An exact repetition of every entry, with no images, is the required answer.

####

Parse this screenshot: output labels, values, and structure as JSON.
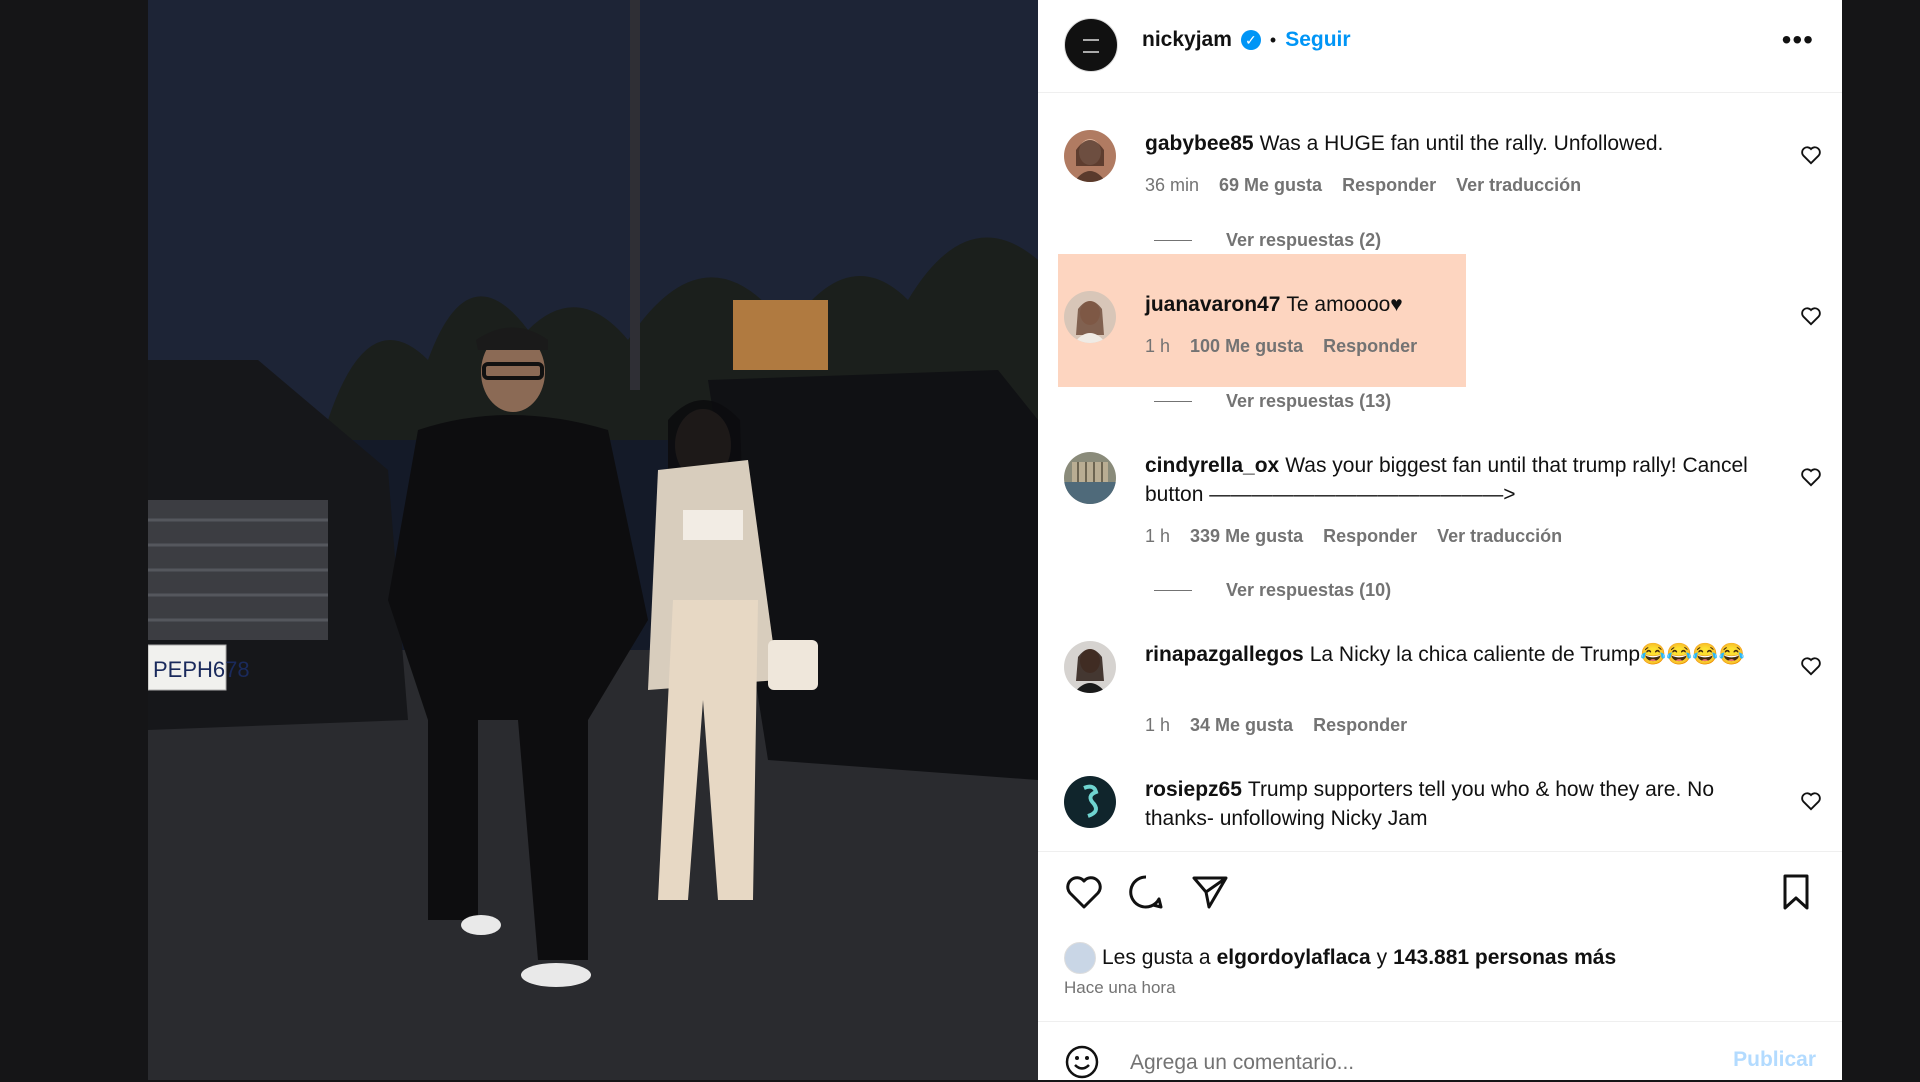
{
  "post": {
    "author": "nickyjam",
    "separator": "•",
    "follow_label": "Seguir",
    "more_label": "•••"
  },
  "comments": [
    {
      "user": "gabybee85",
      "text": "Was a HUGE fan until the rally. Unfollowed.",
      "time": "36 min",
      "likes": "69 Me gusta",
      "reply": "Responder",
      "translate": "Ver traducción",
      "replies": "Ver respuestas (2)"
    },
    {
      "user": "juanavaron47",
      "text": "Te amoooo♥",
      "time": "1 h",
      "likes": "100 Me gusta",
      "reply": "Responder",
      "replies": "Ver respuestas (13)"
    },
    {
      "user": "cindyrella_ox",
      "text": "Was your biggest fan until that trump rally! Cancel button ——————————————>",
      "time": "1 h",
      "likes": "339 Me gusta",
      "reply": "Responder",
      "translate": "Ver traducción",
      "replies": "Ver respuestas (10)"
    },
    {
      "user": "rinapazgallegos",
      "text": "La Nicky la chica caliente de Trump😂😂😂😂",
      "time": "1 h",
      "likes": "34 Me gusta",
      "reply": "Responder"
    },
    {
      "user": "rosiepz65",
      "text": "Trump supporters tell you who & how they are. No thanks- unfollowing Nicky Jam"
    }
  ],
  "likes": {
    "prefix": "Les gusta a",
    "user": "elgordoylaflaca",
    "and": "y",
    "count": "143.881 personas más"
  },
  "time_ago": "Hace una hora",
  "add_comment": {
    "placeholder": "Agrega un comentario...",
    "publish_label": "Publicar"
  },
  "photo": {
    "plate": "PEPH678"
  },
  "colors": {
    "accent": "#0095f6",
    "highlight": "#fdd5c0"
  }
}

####

COMPLETED EXERCISE ->
Parse this screenshot: output labels, values, and structure as JSON.
{
  "post": {
    "author": "nickyjam",
    "separator": "•",
    "follow_label": "Seguir",
    "more_label": "•••"
  },
  "comments": [
    {
      "user": "gabybee85",
      "text": "Was a HUGE fan until the rally. Unfollowed.",
      "time": "36 min",
      "likes": "69 Me gusta",
      "reply": "Responder",
      "translate": "Ver traducción",
      "replies": "Ver respuestas (2)"
    },
    {
      "user": "juanavaron47",
      "text": "Te amoooo♥",
      "time": "1 h",
      "likes": "100 Me gusta",
      "reply": "Responder",
      "replies": "Ver respuestas (13)"
    },
    {
      "user": "cindyrella_ox",
      "text": "Was your biggest fan until that trump rally! Cancel button ——————————————>",
      "time": "1 h",
      "likes": "339 Me gusta",
      "reply": "Responder",
      "translate": "Ver traducción",
      "replies": "Ver respuestas (10)"
    },
    {
      "user": "rinapazgallegos",
      "text": "La Nicky la chica caliente de Trump😂😂😂😂",
      "time": "1 h",
      "likes": "34 Me gusta",
      "reply": "Responder"
    },
    {
      "user": "rosiepz65",
      "text": "Trump supporters tell you who & how they are. No thanks- unfollowing Nicky Jam"
    }
  ],
  "likes": {
    "prefix": "Les gusta a",
    "user": "elgordoylaflaca",
    "and": "y",
    "count": "143.881 personas más"
  },
  "time_ago": "Hace una hora",
  "add_comment": {
    "placeholder": "Agrega un comentario...",
    "publish_label": "Publicar"
  },
  "photo": {
    "plate": "PEPH678"
  },
  "colors": {
    "accent": "#0095f6",
    "highlight": "#fdd5c0"
  }
}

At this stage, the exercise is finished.